[Source material]
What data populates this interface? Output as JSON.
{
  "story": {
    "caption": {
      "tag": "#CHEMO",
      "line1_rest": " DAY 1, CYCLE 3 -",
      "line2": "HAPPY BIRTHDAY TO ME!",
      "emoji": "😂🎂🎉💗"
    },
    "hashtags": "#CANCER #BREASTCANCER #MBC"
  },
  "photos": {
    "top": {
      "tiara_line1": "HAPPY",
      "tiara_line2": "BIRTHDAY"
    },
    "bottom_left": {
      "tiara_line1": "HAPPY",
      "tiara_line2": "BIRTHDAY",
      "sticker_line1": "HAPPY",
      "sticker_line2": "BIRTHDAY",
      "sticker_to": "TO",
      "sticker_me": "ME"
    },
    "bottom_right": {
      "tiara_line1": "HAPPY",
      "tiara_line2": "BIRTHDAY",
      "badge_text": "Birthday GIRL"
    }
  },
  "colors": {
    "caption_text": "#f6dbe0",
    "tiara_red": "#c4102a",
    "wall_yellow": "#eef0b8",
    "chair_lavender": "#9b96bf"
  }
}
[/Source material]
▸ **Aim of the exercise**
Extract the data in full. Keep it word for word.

▸ **Exercise result**
What data populates this interface? Output as JSON.
{
  "story": {
    "caption": {
      "tag": "#CHEMO",
      "line1_rest": " DAY 1, CYCLE 3 -",
      "line2": "HAPPY BIRTHDAY TO ME!",
      "emoji": "😂🎂🎉💗"
    },
    "hashtags": "#CANCER #BREASTCANCER #MBC"
  },
  "photos": {
    "top": {
      "tiara_line1": "HAPPY",
      "tiara_line2": "BIRTHDAY"
    },
    "bottom_left": {
      "tiara_line1": "HAPPY",
      "tiara_line2": "BIRTHDAY",
      "sticker_line1": "HAPPY",
      "sticker_line2": "BIRTHDAY",
      "sticker_to": "TO",
      "sticker_me": "ME"
    },
    "bottom_right": {
      "tiara_line1": "HAPPY",
      "tiara_line2": "BIRTHDAY",
      "badge_text": "Birthday GIRL"
    }
  },
  "colors": {
    "caption_text": "#f6dbe0",
    "tiara_red": "#c4102a",
    "wall_yellow": "#eef0b8",
    "chair_lavender": "#9b96bf"
  }
}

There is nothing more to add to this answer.